Listening to your child – A key factor that shapes their overall personality
Do you get frustrated when you get interrupted while speaking? Or the person you are communicating with is constantly checking their phone? Of course, you get frustrated! You get annoyed and you move on. Now imagine your child going through this situation. At this young age they don’t know how to just move on. It is the age when they are still in the learning and developing stage of life. Listening to them builds their sense of self, adds to emotional skills and instils confidence to speak their mind.
Here are some practical tips to improve your listening skills towards your child:
- Committed attention: When your child is talking, listen to them wholeheartedly. Leave whatever you are doing aside and be interested in what they have to say.
- Initiate conversation: With ample to do on everyone’s plate, often parents finish a child’s sentence or question or remark with a mere yes or no. Try to pitch in and further the conversation. This will make them imagine further and learn new ways to add on to a conversation.
- Make communication a routine: Let your child know communicating is a way of life. Be it at dining table, in park, while playing etc. so your child can comfortably come to you to share emotions as well i.e. anger, embarrassment, sadness, happiness without having to put an effort into it.
- Exert body language: Use body language to convey interest in what your child is saying. Nodding, smiling, being in the eye level while talking, maintain eye contact, leaning forward, surprised eyes etc. are the ways you can express your interest. Your child will also pick up the same example and reciprocate.

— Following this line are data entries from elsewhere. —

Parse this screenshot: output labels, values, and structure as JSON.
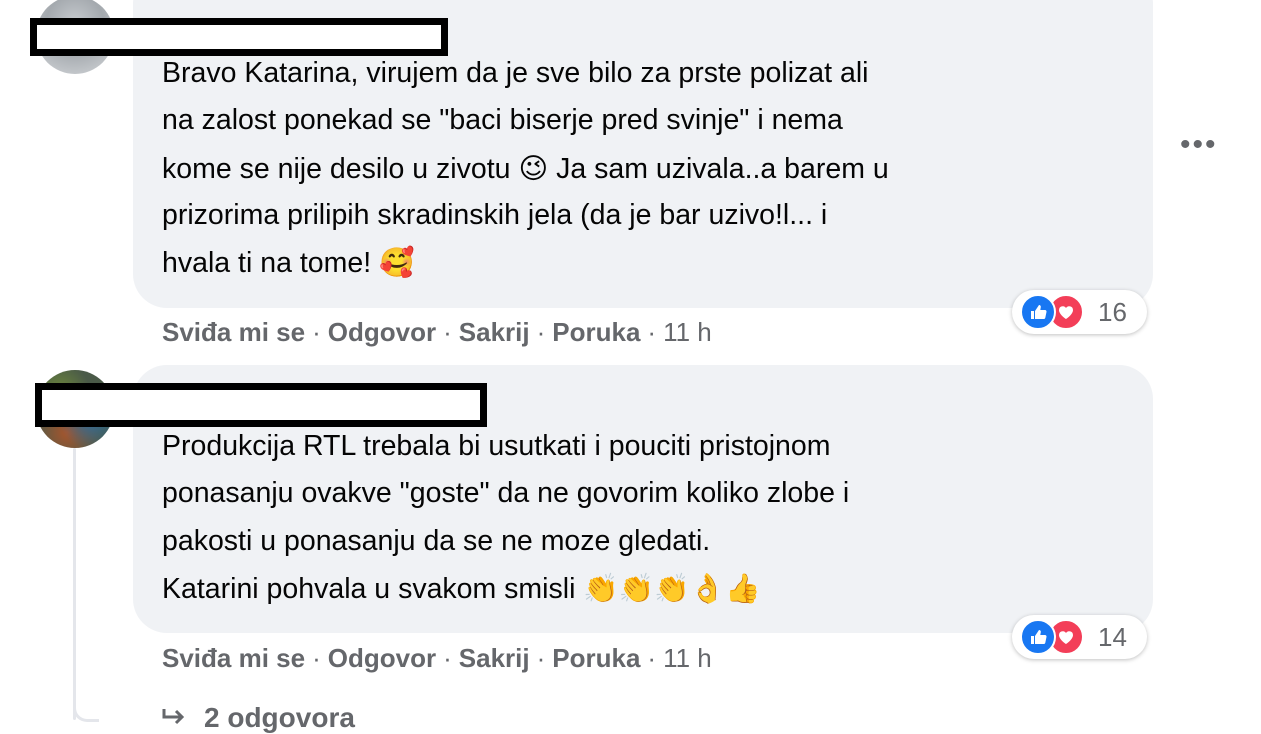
{
  "comments": [
    {
      "lines": [
        "Bravo Katarina, virujem da je sve bilo za prste polizat ali",
        "na zalost ponekad se \"baci biserje pred svinje\" i nema",
        "kome se nije desilo u zivotu",
        "Ja sam uzivala..a barem u",
        "prizorima prilipih skradinskih jela (da je bar uzivo!l... i",
        "hvala ti na tome!"
      ],
      "emoji_wink": "😉",
      "emoji_love": "🥰",
      "reaction_count": "16",
      "actions": {
        "like": "Sviđa mi se",
        "reply": "Odgovor",
        "hide": "Sakrij",
        "message": "Poruka",
        "time": "11 h"
      }
    },
    {
      "lines": [
        "Produkcija RTL trebala bi usutkati i pouciti pristojnom",
        "ponasanju ovakve \"goste\" da ne govorim koliko zlobe i",
        "pakosti u ponasanju da se ne moze gledati.",
        "Katarini pohvala u svakom smisli"
      ],
      "emojis_end": "👏👏👏👌👍",
      "reaction_count": "14",
      "actions": {
        "like": "Sviđa mi se",
        "reply": "Odgovor",
        "hide": "Sakrij",
        "message": "Poruka",
        "time": "11 h"
      }
    }
  ],
  "more_label": "•••",
  "replies_label": "2 odgovora",
  "separator": "·",
  "icons": {
    "like": "like-icon",
    "love": "love-icon",
    "more": "more-options-icon",
    "reply_arrow": "reply-arrow-icon"
  },
  "colors": {
    "bubble": "#f0f2f5",
    "like": "#1877f2",
    "love": "#f33e58",
    "meta": "#65676b"
  }
}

- Express empathy: ‘I understand’, ‘That is so wonderful’, ‘I am sorry’, ‘That is funny’, ‘That sounds bad’ – this helps building empathy in your child. Important to note that empathy doesn’t mean passing judgement. If you are not happy what your child has done or said best is to make them understand this by explaining why.